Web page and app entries
%%

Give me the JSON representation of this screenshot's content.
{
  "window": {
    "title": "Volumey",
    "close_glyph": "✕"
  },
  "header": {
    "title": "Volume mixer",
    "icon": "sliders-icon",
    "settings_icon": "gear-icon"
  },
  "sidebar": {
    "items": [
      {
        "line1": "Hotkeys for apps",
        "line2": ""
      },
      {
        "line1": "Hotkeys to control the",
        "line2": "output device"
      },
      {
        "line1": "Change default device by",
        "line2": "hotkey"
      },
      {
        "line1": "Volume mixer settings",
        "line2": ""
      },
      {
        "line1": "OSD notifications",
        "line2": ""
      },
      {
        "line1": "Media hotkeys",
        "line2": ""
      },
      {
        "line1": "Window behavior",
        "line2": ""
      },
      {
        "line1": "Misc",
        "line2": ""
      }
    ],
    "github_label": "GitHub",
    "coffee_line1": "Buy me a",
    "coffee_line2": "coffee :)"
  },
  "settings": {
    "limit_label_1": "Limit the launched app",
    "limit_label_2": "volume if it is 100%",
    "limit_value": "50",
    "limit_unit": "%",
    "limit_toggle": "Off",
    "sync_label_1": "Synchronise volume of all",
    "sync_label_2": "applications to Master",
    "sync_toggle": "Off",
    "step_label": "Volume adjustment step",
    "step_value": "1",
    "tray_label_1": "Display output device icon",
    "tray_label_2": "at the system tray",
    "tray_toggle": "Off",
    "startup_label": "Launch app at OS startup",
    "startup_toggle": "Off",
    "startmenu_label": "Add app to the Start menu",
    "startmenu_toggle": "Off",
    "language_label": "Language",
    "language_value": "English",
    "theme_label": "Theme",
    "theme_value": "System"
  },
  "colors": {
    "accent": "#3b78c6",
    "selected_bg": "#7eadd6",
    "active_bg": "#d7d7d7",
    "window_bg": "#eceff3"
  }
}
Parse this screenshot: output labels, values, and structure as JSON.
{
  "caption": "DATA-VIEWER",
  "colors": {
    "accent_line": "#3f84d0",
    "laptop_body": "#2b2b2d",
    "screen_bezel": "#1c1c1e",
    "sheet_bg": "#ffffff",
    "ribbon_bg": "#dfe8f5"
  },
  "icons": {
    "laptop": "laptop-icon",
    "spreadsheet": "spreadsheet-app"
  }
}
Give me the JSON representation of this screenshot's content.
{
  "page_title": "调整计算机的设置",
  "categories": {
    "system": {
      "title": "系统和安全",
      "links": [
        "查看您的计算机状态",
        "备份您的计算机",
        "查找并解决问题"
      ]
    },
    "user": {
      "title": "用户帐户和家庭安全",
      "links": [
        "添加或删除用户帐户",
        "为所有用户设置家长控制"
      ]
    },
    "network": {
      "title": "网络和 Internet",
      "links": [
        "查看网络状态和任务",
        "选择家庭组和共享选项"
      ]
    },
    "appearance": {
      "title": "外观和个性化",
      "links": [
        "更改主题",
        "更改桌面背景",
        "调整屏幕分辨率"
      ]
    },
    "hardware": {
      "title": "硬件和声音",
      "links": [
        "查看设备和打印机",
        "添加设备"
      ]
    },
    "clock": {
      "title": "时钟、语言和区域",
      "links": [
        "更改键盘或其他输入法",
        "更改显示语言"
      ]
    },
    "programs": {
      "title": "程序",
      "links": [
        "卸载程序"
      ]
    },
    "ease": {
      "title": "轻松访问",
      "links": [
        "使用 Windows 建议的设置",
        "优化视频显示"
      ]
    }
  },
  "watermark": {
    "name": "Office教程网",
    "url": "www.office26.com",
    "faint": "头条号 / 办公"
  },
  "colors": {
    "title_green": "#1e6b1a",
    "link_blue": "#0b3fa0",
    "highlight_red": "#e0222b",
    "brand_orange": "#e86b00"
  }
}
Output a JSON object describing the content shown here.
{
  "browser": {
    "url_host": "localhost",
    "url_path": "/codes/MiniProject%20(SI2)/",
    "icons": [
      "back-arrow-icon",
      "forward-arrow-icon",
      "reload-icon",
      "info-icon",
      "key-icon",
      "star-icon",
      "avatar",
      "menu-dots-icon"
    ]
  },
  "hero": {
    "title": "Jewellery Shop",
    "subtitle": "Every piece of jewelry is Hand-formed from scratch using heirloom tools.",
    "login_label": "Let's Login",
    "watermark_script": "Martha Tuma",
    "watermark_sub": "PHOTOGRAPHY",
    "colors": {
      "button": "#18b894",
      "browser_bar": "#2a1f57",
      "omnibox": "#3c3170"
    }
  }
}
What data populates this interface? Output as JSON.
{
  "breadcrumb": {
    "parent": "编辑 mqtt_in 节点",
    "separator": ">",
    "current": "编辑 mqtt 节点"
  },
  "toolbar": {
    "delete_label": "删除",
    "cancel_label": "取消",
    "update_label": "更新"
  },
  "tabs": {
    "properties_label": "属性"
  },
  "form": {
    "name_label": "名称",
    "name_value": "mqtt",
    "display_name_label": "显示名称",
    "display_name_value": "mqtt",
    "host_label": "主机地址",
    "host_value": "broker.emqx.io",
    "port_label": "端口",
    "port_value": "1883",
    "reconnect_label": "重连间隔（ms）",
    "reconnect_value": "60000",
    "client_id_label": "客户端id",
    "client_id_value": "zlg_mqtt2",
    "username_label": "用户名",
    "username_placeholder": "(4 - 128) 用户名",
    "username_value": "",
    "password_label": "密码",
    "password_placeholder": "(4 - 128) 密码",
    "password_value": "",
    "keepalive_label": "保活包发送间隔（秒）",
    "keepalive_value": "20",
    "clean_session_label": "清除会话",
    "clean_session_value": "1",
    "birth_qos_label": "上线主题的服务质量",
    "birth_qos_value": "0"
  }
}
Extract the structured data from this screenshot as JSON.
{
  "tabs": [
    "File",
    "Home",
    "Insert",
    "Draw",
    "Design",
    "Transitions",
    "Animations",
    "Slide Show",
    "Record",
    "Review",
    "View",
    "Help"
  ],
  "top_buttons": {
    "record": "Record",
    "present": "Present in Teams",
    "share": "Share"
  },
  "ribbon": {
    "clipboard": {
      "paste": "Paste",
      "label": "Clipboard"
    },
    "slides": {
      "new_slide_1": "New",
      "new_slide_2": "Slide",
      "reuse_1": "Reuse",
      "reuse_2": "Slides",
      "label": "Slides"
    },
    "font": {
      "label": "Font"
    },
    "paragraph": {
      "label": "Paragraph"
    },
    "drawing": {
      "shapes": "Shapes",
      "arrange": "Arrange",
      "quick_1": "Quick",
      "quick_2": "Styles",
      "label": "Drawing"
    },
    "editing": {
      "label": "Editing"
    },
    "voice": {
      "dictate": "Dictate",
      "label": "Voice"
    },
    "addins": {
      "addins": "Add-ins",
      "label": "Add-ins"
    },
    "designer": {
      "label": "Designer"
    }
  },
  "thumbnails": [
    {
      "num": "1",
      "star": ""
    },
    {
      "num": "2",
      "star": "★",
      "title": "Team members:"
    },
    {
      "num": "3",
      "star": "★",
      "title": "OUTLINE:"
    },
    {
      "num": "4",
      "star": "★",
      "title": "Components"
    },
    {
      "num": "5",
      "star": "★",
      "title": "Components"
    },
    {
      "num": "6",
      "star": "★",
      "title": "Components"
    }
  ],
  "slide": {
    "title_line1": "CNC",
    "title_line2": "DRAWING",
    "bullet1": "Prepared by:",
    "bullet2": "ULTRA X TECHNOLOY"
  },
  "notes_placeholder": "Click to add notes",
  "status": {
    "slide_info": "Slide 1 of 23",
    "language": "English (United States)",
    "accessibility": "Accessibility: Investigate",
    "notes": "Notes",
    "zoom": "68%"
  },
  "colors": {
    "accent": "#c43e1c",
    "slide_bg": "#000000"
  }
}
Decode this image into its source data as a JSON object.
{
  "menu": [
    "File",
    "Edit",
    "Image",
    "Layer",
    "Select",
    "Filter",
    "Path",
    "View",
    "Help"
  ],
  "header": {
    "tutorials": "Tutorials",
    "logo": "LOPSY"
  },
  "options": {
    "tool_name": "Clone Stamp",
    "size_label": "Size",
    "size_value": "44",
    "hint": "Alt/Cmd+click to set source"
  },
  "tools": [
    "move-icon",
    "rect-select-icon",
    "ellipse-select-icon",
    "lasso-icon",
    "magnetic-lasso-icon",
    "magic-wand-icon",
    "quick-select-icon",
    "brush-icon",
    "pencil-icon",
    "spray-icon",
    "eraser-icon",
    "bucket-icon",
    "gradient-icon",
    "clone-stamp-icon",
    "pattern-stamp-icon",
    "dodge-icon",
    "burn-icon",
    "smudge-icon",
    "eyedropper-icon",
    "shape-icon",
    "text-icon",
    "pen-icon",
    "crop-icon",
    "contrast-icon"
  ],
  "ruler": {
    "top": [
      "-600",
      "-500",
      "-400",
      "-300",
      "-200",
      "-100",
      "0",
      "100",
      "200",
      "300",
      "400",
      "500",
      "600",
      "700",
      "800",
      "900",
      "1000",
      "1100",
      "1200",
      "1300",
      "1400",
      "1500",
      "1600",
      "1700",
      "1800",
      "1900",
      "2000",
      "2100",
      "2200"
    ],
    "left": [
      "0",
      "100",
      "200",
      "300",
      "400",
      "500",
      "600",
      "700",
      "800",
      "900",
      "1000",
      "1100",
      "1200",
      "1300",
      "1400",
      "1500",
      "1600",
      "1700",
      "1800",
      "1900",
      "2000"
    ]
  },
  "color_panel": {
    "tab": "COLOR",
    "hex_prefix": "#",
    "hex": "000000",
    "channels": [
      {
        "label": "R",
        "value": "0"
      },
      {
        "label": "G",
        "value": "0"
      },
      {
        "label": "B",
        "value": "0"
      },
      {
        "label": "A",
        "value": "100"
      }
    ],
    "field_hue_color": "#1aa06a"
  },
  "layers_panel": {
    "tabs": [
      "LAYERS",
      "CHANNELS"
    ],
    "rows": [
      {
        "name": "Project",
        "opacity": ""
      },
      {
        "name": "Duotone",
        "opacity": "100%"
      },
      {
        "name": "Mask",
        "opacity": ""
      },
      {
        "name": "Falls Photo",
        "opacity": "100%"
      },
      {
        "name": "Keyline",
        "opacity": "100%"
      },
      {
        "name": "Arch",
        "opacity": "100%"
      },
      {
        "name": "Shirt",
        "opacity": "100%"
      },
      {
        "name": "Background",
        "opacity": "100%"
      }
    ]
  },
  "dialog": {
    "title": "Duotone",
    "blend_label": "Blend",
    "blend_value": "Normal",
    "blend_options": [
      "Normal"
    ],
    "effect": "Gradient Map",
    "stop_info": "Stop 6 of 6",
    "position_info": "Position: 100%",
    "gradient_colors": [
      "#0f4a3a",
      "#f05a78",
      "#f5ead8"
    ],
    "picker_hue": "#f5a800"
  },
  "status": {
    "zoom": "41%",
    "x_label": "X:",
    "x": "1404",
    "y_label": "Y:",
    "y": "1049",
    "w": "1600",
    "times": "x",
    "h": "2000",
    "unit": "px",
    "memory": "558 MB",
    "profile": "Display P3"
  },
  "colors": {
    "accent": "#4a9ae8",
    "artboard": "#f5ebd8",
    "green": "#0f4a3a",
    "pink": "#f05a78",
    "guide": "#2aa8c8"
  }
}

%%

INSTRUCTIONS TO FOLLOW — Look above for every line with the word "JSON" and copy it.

OUTPUT OF THE TASK —
Give me the JSON representation of this screenshot's content.
Parse this screenshot: output labels, values, and structure as JSON.
Give me the JSON representation of this screenshot's content.
Output a JSON object describing the content shown here.
What data populates this interface? Output as JSON.
Extract the structured data from this screenshot as JSON.
Decode this image into its source data as a JSON object.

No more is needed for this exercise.